Refreshingly, The Nilz is a band presented without agenda, and the generated noise doesn’t belong in a specifically labeled jar in the larder of punk… various superlatives could be employed to describe the sort of driving guitar work here, but to wax lexical about it would certainly be missing the point of what The Nilz is about. This is lean punk rock delivered with efficiency – 6 songs… 13 minutes… goodbye.
HANDS UP, WHO’S HIGH is, not necessarily a celebration, but a matter of fact declaration of nibbles from the narcotic/hallucinogenic buffet. Going by the title, I was kind of disappointed that LEAKING was more of a proposition than a streetwise thesis on answering nature’s call. Instead this theorises the complexities and inevitabilities of hate and anger as much as it can in 2 minutes and 17 seconds.

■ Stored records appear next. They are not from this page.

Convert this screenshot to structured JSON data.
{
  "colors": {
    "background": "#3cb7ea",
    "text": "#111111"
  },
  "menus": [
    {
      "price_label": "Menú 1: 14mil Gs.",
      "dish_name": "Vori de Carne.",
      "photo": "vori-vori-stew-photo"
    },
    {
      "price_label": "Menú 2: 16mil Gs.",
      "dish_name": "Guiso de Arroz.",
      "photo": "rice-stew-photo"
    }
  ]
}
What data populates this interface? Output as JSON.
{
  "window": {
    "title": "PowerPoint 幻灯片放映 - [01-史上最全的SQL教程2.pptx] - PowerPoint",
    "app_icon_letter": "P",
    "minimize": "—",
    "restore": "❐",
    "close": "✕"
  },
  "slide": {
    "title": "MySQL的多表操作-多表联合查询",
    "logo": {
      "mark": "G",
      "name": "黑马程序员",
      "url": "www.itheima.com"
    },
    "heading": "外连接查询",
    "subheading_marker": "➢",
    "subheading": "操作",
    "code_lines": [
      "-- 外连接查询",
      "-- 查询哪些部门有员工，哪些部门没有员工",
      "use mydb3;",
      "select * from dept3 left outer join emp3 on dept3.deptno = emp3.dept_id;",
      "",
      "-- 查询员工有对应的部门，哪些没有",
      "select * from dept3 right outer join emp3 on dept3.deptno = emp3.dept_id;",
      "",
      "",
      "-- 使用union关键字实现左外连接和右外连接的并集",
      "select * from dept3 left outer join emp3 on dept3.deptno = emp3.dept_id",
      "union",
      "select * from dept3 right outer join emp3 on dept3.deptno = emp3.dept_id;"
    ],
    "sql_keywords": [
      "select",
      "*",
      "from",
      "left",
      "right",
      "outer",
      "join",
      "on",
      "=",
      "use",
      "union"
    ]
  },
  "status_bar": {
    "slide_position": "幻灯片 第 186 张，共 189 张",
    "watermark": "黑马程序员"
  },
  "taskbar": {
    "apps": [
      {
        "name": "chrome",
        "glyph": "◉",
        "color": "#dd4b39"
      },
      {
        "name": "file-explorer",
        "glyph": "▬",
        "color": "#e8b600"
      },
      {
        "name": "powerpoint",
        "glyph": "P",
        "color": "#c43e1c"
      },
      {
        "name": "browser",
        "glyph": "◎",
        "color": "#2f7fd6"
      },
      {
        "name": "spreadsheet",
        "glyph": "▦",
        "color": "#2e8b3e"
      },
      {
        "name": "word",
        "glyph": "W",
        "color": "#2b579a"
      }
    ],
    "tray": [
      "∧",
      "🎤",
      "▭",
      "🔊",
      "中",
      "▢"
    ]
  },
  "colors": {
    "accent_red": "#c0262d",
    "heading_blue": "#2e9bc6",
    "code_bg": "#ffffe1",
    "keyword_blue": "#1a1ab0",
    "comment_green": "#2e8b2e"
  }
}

READY TO KILL presents an interesting progression… A vocal diatribe finds its own space on top of the instrumentation… loose and unique and full of personality, and in the process, many colourful opinions about our beloved catholic institutions are expressed. NEW UNDERGOUND and OMGFT (Oh! Monarchy Go Fuck Thyself) veer more towards the sloganeering thing, the later finding greater success at presenting interesting ideas on a heavily worn road. Rounding everything off, SUCH IS MY KISS is wreckage, disgrace and cautionary parable all in one.
The Nilz has a solid hardcore punk foundation prepped within 2 EPs (12 tracks in total) and how it develops will be interesting. Shades of mid career Poison Idea and old-school Turbonegro and MDC linger throughout, and like those points of reference, there’s definite personality underlying this music. Where this peaks, the hooks and energy are undoubted… but this is still evolving. If the band figures out a way to work that energy and anger into the humour and degeneracy of its live set, and avoid generic trappings, then great things lie ahead. If I come back to release number 4 and it’s more of the same, I doubt I’ll be as eager.
For now, the band’s vitality leans toward wielding healthy doses of indignation and debasement. It’s what appears to be the prevalent skill set, and in this climate of righteous moral outrage, The Nilz is a firecracker up the rear asterisk of it all.
…If this is a band with any sort of mission statement I may have missed, one would be well advised to handle it with tongs.